DIRECTIONS: Repeat all of the data word for word so that only the pictures are missing from the copy.

##### MATERIAL FOR THIS TASK #####

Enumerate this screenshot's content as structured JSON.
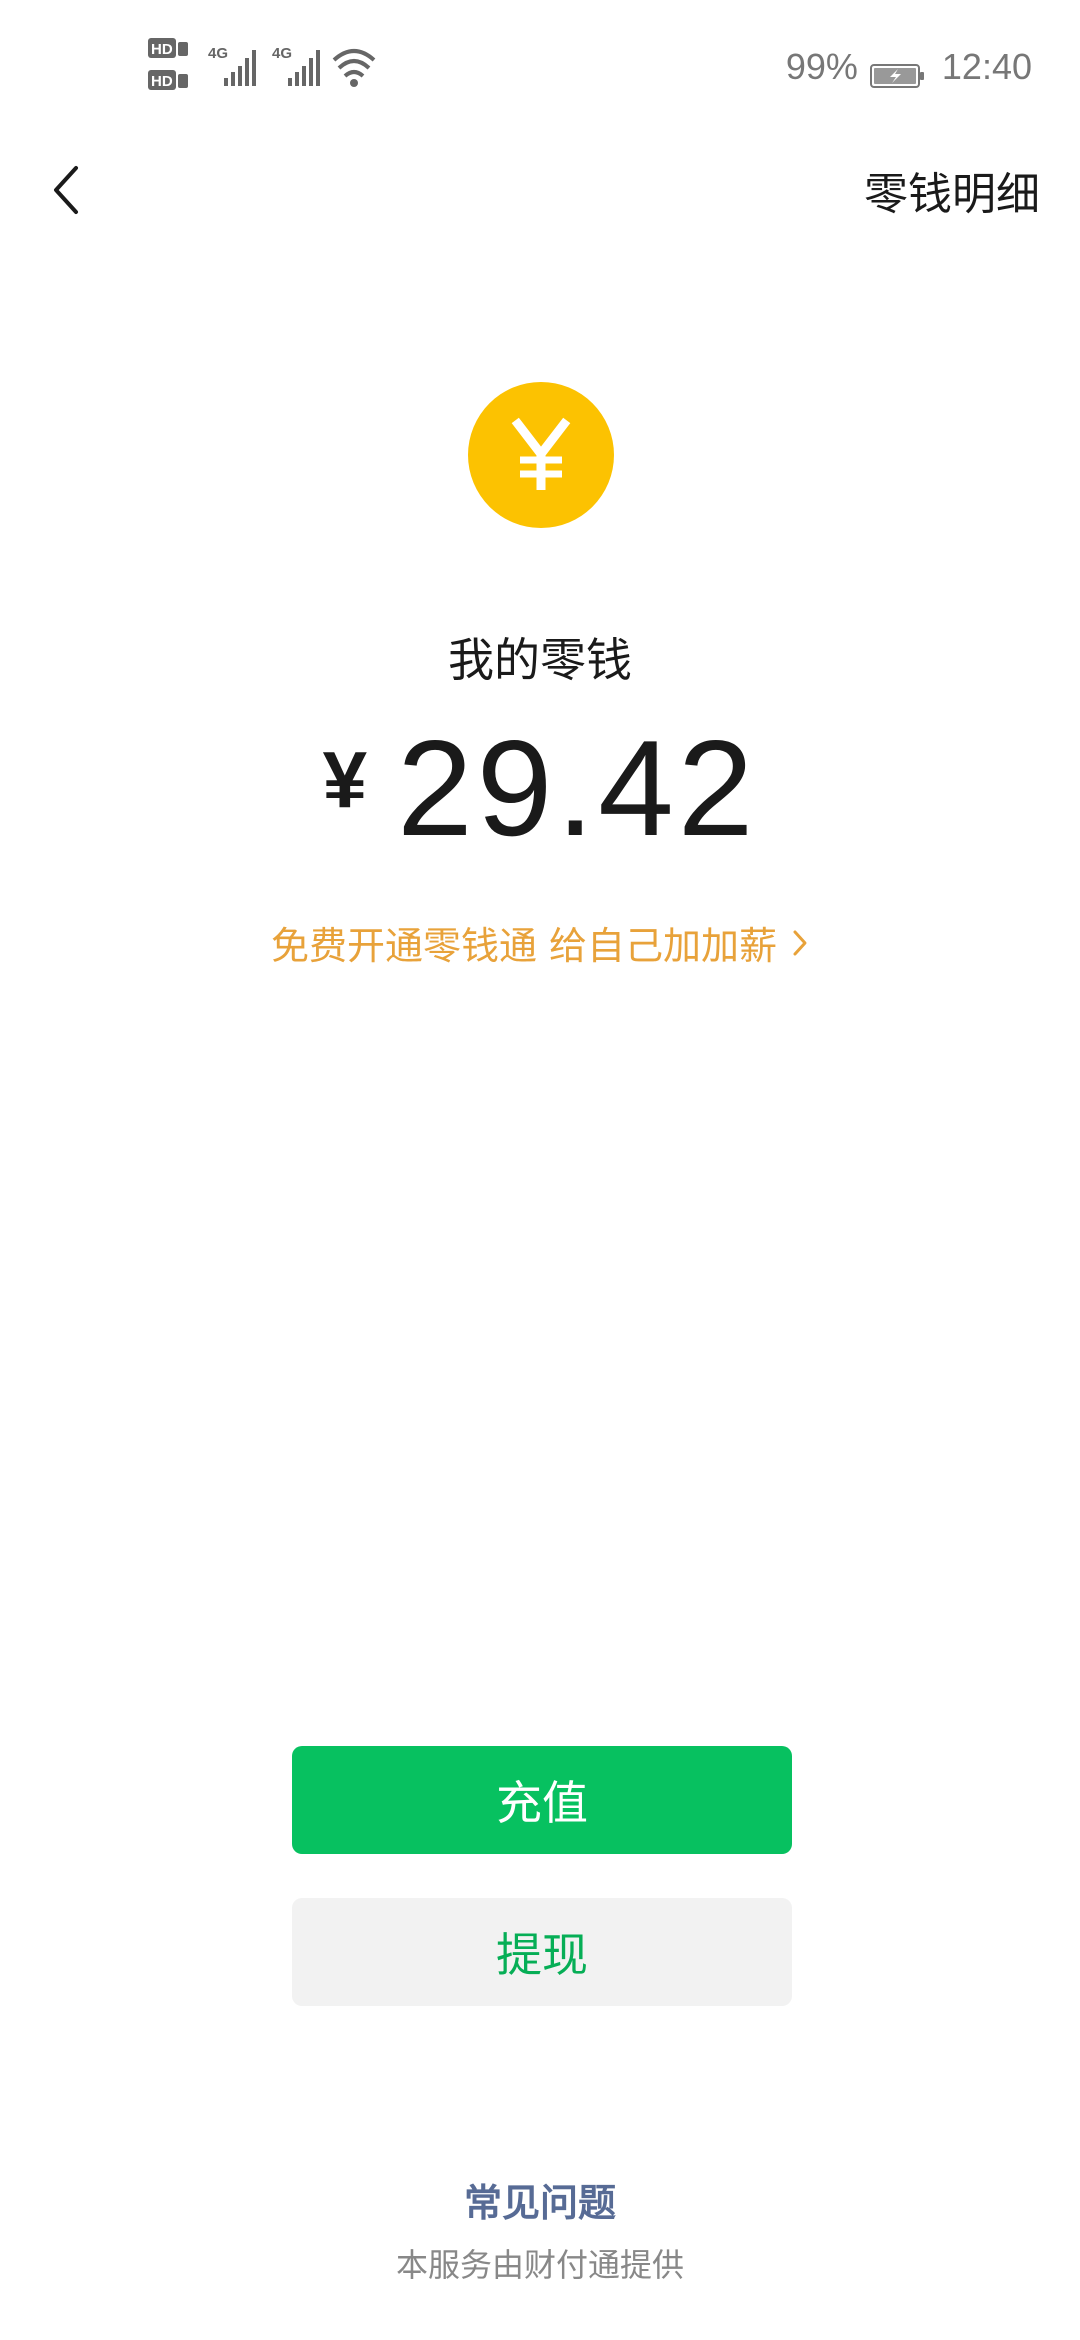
{
  "status_bar": {
    "sim1": "HD1",
    "sim2": "HD2",
    "network1": "4G",
    "network2": "4G",
    "battery_percent": "99%",
    "time": "12:40",
    "icons": [
      "hd-sim-icon",
      "signal-4g-icon",
      "signal-4g-icon",
      "wifi-icon",
      "battery-charging-icon"
    ]
  },
  "nav": {
    "back_icon": "chevron-left-icon",
    "detail_label": "零钱明细"
  },
  "wallet": {
    "coin_icon": "yuan-coin-icon",
    "coin_color": "#fcc201",
    "label": "我的零钱",
    "currency_symbol": "¥",
    "balance": "29.42",
    "promo_text": "免费开通零钱通 给自己加加薪",
    "promo_color": "#e8a23a"
  },
  "actions": {
    "topup_label": "充值",
    "withdraw_label": "提现",
    "primary_color": "#07c160"
  },
  "footer": {
    "faq_label": "常见问题",
    "provider_text": "本服务由财付通提供"
  }
}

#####

ANSWER FOR THE TASK:
Enumerate this screenshot's content as structured JSON.
{
  "status_bar": {
    "sim1": "HD1",
    "sim2": "HD2",
    "network1": "4G",
    "network2": "4G",
    "battery_percent": "99%",
    "time": "12:40",
    "icons": [
      "hd-sim-icon",
      "signal-4g-icon",
      "signal-4g-icon",
      "wifi-icon",
      "battery-charging-icon"
    ]
  },
  "nav": {
    "back_icon": "chevron-left-icon",
    "detail_label": "零钱明细"
  },
  "wallet": {
    "coin_icon": "yuan-coin-icon",
    "coin_color": "#fcc201",
    "label": "我的零钱",
    "currency_symbol": "¥",
    "balance": "29.42",
    "promo_text": "免费开通零钱通 给自己加加薪",
    "promo_color": "#e8a23a"
  },
  "actions": {
    "topup_label": "充值",
    "withdraw_label": "提现",
    "primary_color": "#07c160"
  },
  "footer": {
    "faq_label": "常见问题",
    "provider_text": "本服务由财付通提供"
  }
}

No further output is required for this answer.